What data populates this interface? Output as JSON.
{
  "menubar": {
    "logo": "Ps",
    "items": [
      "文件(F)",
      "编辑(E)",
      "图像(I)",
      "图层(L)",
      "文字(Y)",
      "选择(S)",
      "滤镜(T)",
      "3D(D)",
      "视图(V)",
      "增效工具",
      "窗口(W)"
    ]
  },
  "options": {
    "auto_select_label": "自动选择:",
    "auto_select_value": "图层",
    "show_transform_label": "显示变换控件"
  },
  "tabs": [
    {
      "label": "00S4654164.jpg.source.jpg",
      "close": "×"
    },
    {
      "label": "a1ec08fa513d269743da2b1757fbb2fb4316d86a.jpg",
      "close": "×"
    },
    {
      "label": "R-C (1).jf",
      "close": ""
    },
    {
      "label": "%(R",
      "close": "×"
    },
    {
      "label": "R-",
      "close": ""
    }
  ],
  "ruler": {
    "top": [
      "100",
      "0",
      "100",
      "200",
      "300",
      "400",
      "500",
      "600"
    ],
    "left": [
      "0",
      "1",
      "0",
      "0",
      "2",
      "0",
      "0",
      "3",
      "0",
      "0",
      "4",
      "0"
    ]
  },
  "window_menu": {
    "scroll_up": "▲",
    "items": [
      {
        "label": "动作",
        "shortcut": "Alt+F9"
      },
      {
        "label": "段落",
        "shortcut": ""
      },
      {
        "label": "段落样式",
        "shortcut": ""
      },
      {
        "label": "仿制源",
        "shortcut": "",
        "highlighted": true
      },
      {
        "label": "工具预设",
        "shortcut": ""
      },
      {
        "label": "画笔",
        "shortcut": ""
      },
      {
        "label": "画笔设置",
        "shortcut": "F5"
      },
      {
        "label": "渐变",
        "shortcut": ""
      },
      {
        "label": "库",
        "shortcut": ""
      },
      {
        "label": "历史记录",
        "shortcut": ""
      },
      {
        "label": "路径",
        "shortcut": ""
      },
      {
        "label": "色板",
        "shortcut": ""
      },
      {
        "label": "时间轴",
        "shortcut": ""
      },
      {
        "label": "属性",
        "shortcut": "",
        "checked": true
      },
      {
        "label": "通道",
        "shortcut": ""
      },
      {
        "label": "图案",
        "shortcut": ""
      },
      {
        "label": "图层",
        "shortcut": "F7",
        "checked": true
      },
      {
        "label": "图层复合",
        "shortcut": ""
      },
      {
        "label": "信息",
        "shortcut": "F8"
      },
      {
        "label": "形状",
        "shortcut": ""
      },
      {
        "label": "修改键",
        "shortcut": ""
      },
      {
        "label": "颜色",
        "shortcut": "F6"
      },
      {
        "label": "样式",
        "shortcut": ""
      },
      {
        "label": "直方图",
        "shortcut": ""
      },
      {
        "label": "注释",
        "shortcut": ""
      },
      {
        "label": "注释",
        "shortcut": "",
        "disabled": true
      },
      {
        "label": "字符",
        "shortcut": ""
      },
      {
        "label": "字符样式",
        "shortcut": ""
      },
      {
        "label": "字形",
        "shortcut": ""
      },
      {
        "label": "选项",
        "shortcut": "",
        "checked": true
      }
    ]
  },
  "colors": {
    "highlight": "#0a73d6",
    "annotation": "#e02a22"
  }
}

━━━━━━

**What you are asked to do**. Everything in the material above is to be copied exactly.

**Response area**.
What data populates this interface? Output as JSON.
{
  "menubar": {
    "logo": "Ps",
    "items": [
      "文件(F)",
      "编辑(E)",
      "图像(I)",
      "图层(L)",
      "文字(Y)",
      "选择(S)",
      "滤镜(T)",
      "3D(D)",
      "视图(V)",
      "增效工具",
      "窗口(W)"
    ]
  },
  "options": {
    "auto_select_label": "自动选择:",
    "auto_select_value": "图层",
    "show_transform_label": "显示变换控件"
  },
  "tabs": [
    {
      "label": "00S4654164.jpg.source.jpg",
      "close": "×"
    },
    {
      "label": "a1ec08fa513d269743da2b1757fbb2fb4316d86a.jpg",
      "close": "×"
    },
    {
      "label": "R-C (1).jf",
      "close": ""
    },
    {
      "label": "%(R",
      "close": "×"
    },
    {
      "label": "R-",
      "close": ""
    }
  ],
  "ruler": {
    "top": [
      "100",
      "0",
      "100",
      "200",
      "300",
      "400",
      "500",
      "600"
    ],
    "left": [
      "0",
      "1",
      "0",
      "0",
      "2",
      "0",
      "0",
      "3",
      "0",
      "0",
      "4",
      "0"
    ]
  },
  "window_menu": {
    "scroll_up": "▲",
    "items": [
      {
        "label": "动作",
        "shortcut": "Alt+F9"
      },
      {
        "label": "段落",
        "shortcut": ""
      },
      {
        "label": "段落样式",
        "shortcut": ""
      },
      {
        "label": "仿制源",
        "shortcut": "",
        "highlighted": true
      },
      {
        "label": "工具预设",
        "shortcut": ""
      },
      {
        "label": "画笔",
        "shortcut": ""
      },
      {
        "label": "画笔设置",
        "shortcut": "F5"
      },
      {
        "label": "渐变",
        "shortcut": ""
      },
      {
        "label": "库",
        "shortcut": ""
      },
      {
        "label": "历史记录",
        "shortcut": ""
      },
      {
        "label": "路径",
        "shortcut": ""
      },
      {
        "label": "色板",
        "shortcut": ""
      },
      {
        "label": "时间轴",
        "shortcut": ""
      },
      {
        "label": "属性",
        "shortcut": "",
        "checked": true
      },
      {
        "label": "通道",
        "shortcut": ""
      },
      {
        "label": "图案",
        "shortcut": ""
      },
      {
        "label": "图层",
        "shortcut": "F7",
        "checked": true
      },
      {
        "label": "图层复合",
        "shortcut": ""
      },
      {
        "label": "信息",
        "shortcut": "F8"
      },
      {
        "label": "形状",
        "shortcut": ""
      },
      {
        "label": "修改键",
        "shortcut": ""
      },
      {
        "label": "颜色",
        "shortcut": "F6"
      },
      {
        "label": "样式",
        "shortcut": ""
      },
      {
        "label": "直方图",
        "shortcut": ""
      },
      {
        "label": "注释",
        "shortcut": ""
      },
      {
        "label": "注释",
        "shortcut": "",
        "disabled": true
      },
      {
        "label": "字符",
        "shortcut": ""
      },
      {
        "label": "字符样式",
        "shortcut": ""
      },
      {
        "label": "字形",
        "shortcut": ""
      },
      {
        "label": "选项",
        "shortcut": "",
        "checked": true
      }
    ]
  },
  "colors": {
    "highlight": "#0a73d6",
    "annotation": "#e02a22"
  }
}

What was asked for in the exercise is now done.